An order was issued in June 1684 for suppressing the Konkani language and making it compulsory to speak the Portuguese language. The law provided for dealing roughly with anyone using the local language. Following that law all the non-Christian cultural symbols and the books written in local languages were sought to be destroyed. Methods such as repressive laws, demolition of temples and mosques, destruction of holy books, fines and the forcible conversion of orphans were used.
Additional Information :
The Portuguese Imperialists and the Destruction of Elephanta
Every previous writer on Elephanta is full of praise for it as one of the noblest works of Hindu art. Its fame spread abroad as early as the third century A.D. It has the distinction of being referred to by the great Leonardo da Vinci in the sixteenth century. But what the early foreigners saw or what we see today is only a wreck of what was originally created.
Of the five foreign nations that came into contact with India from the sixteenth century ,the Danes were negligible, the Dutch commercially powerful for a short time but with no impact on Indian art, the French keenly interested in it, and the British considerably involved with it. None of these four did deliberate harm to Indian monuments as compared the Portuguese.
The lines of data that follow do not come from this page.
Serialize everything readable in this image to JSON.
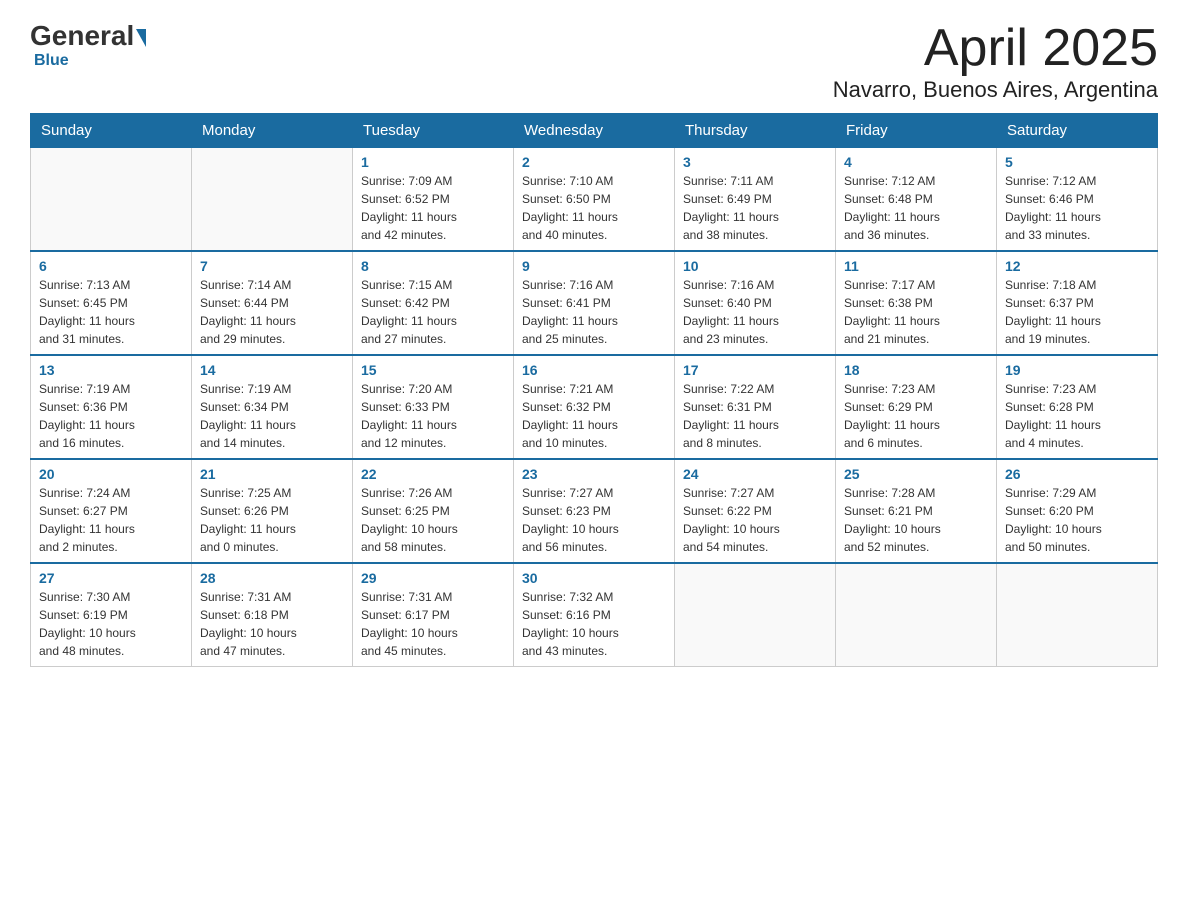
{
  "logo": {
    "general": "General",
    "blue": "Blue",
    "underline": "Blue"
  },
  "title": "April 2025",
  "subtitle": "Navarro, Buenos Aires, Argentina",
  "days_of_week": [
    "Sunday",
    "Monday",
    "Tuesday",
    "Wednesday",
    "Thursday",
    "Friday",
    "Saturday"
  ],
  "weeks": [
    [
      {
        "day": "",
        "info": ""
      },
      {
        "day": "",
        "info": ""
      },
      {
        "day": "1",
        "info": "Sunrise: 7:09 AM\nSunset: 6:52 PM\nDaylight: 11 hours\nand 42 minutes."
      },
      {
        "day": "2",
        "info": "Sunrise: 7:10 AM\nSunset: 6:50 PM\nDaylight: 11 hours\nand 40 minutes."
      },
      {
        "day": "3",
        "info": "Sunrise: 7:11 AM\nSunset: 6:49 PM\nDaylight: 11 hours\nand 38 minutes."
      },
      {
        "day": "4",
        "info": "Sunrise: 7:12 AM\nSunset: 6:48 PM\nDaylight: 11 hours\nand 36 minutes."
      },
      {
        "day": "5",
        "info": "Sunrise: 7:12 AM\nSunset: 6:46 PM\nDaylight: 11 hours\nand 33 minutes."
      }
    ],
    [
      {
        "day": "6",
        "info": "Sunrise: 7:13 AM\nSunset: 6:45 PM\nDaylight: 11 hours\nand 31 minutes."
      },
      {
        "day": "7",
        "info": "Sunrise: 7:14 AM\nSunset: 6:44 PM\nDaylight: 11 hours\nand 29 minutes."
      },
      {
        "day": "8",
        "info": "Sunrise: 7:15 AM\nSunset: 6:42 PM\nDaylight: 11 hours\nand 27 minutes."
      },
      {
        "day": "9",
        "info": "Sunrise: 7:16 AM\nSunset: 6:41 PM\nDaylight: 11 hours\nand 25 minutes."
      },
      {
        "day": "10",
        "info": "Sunrise: 7:16 AM\nSunset: 6:40 PM\nDaylight: 11 hours\nand 23 minutes."
      },
      {
        "day": "11",
        "info": "Sunrise: 7:17 AM\nSunset: 6:38 PM\nDaylight: 11 hours\nand 21 minutes."
      },
      {
        "day": "12",
        "info": "Sunrise: 7:18 AM\nSunset: 6:37 PM\nDaylight: 11 hours\nand 19 minutes."
      }
    ],
    [
      {
        "day": "13",
        "info": "Sunrise: 7:19 AM\nSunset: 6:36 PM\nDaylight: 11 hours\nand 16 minutes."
      },
      {
        "day": "14",
        "info": "Sunrise: 7:19 AM\nSunset: 6:34 PM\nDaylight: 11 hours\nand 14 minutes."
      },
      {
        "day": "15",
        "info": "Sunrise: 7:20 AM\nSunset: 6:33 PM\nDaylight: 11 hours\nand 12 minutes."
      },
      {
        "day": "16",
        "info": "Sunrise: 7:21 AM\nSunset: 6:32 PM\nDaylight: 11 hours\nand 10 minutes."
      },
      {
        "day": "17",
        "info": "Sunrise: 7:22 AM\nSunset: 6:31 PM\nDaylight: 11 hours\nand 8 minutes."
      },
      {
        "day": "18",
        "info": "Sunrise: 7:23 AM\nSunset: 6:29 PM\nDaylight: 11 hours\nand 6 minutes."
      },
      {
        "day": "19",
        "info": "Sunrise: 7:23 AM\nSunset: 6:28 PM\nDaylight: 11 hours\nand 4 minutes."
      }
    ],
    [
      {
        "day": "20",
        "info": "Sunrise: 7:24 AM\nSunset: 6:27 PM\nDaylight: 11 hours\nand 2 minutes."
      },
      {
        "day": "21",
        "info": "Sunrise: 7:25 AM\nSunset: 6:26 PM\nDaylight: 11 hours\nand 0 minutes."
      },
      {
        "day": "22",
        "info": "Sunrise: 7:26 AM\nSunset: 6:25 PM\nDaylight: 10 hours\nand 58 minutes."
      },
      {
        "day": "23",
        "info": "Sunrise: 7:27 AM\nSunset: 6:23 PM\nDaylight: 10 hours\nand 56 minutes."
      },
      {
        "day": "24",
        "info": "Sunrise: 7:27 AM\nSunset: 6:22 PM\nDaylight: 10 hours\nand 54 minutes."
      },
      {
        "day": "25",
        "info": "Sunrise: 7:28 AM\nSunset: 6:21 PM\nDaylight: 10 hours\nand 52 minutes."
      },
      {
        "day": "26",
        "info": "Sunrise: 7:29 AM\nSunset: 6:20 PM\nDaylight: 10 hours\nand 50 minutes."
      }
    ],
    [
      {
        "day": "27",
        "info": "Sunrise: 7:30 AM\nSunset: 6:19 PM\nDaylight: 10 hours\nand 48 minutes."
      },
      {
        "day": "28",
        "info": "Sunrise: 7:31 AM\nSunset: 6:18 PM\nDaylight: 10 hours\nand 47 minutes."
      },
      {
        "day": "29",
        "info": "Sunrise: 7:31 AM\nSunset: 6:17 PM\nDaylight: 10 hours\nand 45 minutes."
      },
      {
        "day": "30",
        "info": "Sunrise: 7:32 AM\nSunset: 6:16 PM\nDaylight: 10 hours\nand 43 minutes."
      },
      {
        "day": "",
        "info": ""
      },
      {
        "day": "",
        "info": ""
      },
      {
        "day": "",
        "info": ""
      }
    ]
  ]
}
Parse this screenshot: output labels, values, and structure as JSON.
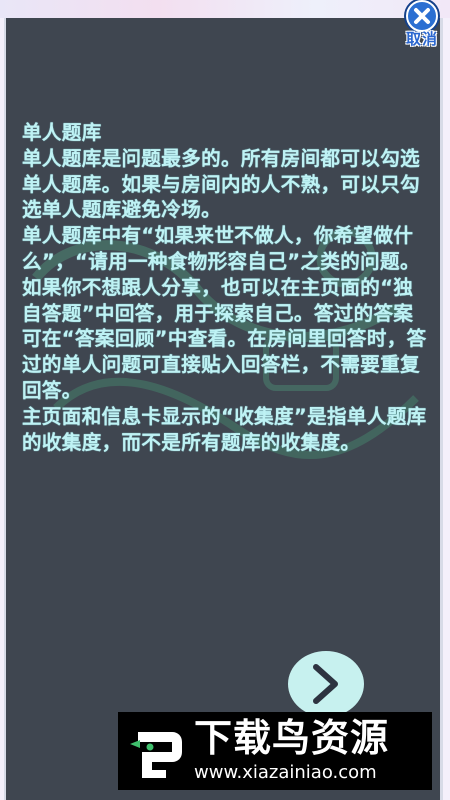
{
  "dialog": {
    "close_label": "取消",
    "paragraphs": [
      "单人题库",
      "单人题库是问题最多的。所有房间都可以勾选单人题库。如果与房间内的人不熟，可以只勾选单人题库避免冷场。",
      "单人题库中有“如果来世不做人，你希望做什么”，“请用一种食物形容自己”之类的问题。如果你不想跟人分享，也可以在主页面的“独自答题”中回答，用于探索自己。答过的答案可在“答案回顾”中查看。在房间里回答时，答过的单人问题可直接贴入回答栏，不需要重复回答。",
      "主页面和信息卡显示的“收集度”是指单人题库的收集度，而不是所有题库的收集度。"
    ]
  },
  "watermark": {
    "title": "下载鸟资源",
    "url": "www.xiazainiao.com"
  },
  "colors": {
    "panel_bg": "#3f4650",
    "text": "#bff2f4",
    "next_button": "#c7f1ef",
    "close_blue": "#2b6fd2"
  },
  "icons": {
    "close": "close-x-icon",
    "next": "chevron-right-icon",
    "watermark_logo": "bird-logo-icon"
  }
}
The result of Portuguese misdeed is visible even today on many sites on the western coast of India especially at both Goa and at Elephanta. Walter Hamilton, writing in the eighteenth century says in his “description of Hindustan” that the Portuguese “made war on the gods and temples as well as on the armies of India.”
In an evil hour for it Elephanta came under the Portuguese in 1534. Among the first things they did was to remove what seems to have been the foundation inscription and sent it to Portugal. Now there is no trace of it. According to Portuguese historians during the Portuguese occupation many of the sculptures were broken, “by the frolic of the soldiers of the fleet that visited the place.” The soldiers used the sculptures as target practice and also to hear the echo of the cannon shots that were fired at the caves.
Eventually, the Portuguese rule was disastrous for Elephanta. The population on island declined and the island became forested. After thousand years long worship the Shiva temples of the caves was abandoned . The only religious event which has survived to this day and is related to ancient cave temples is the festival of Shiva – Maha Shivaratri.
The Portuguese left in 1661 as per the marriage treaty of Charles II of England and Catherine of Braganza, daughter of King John IV of Portugal. This marriage shifted possession of the islands to the British Empire, as part of Catherine’s dowry to Charles.
Further Reading :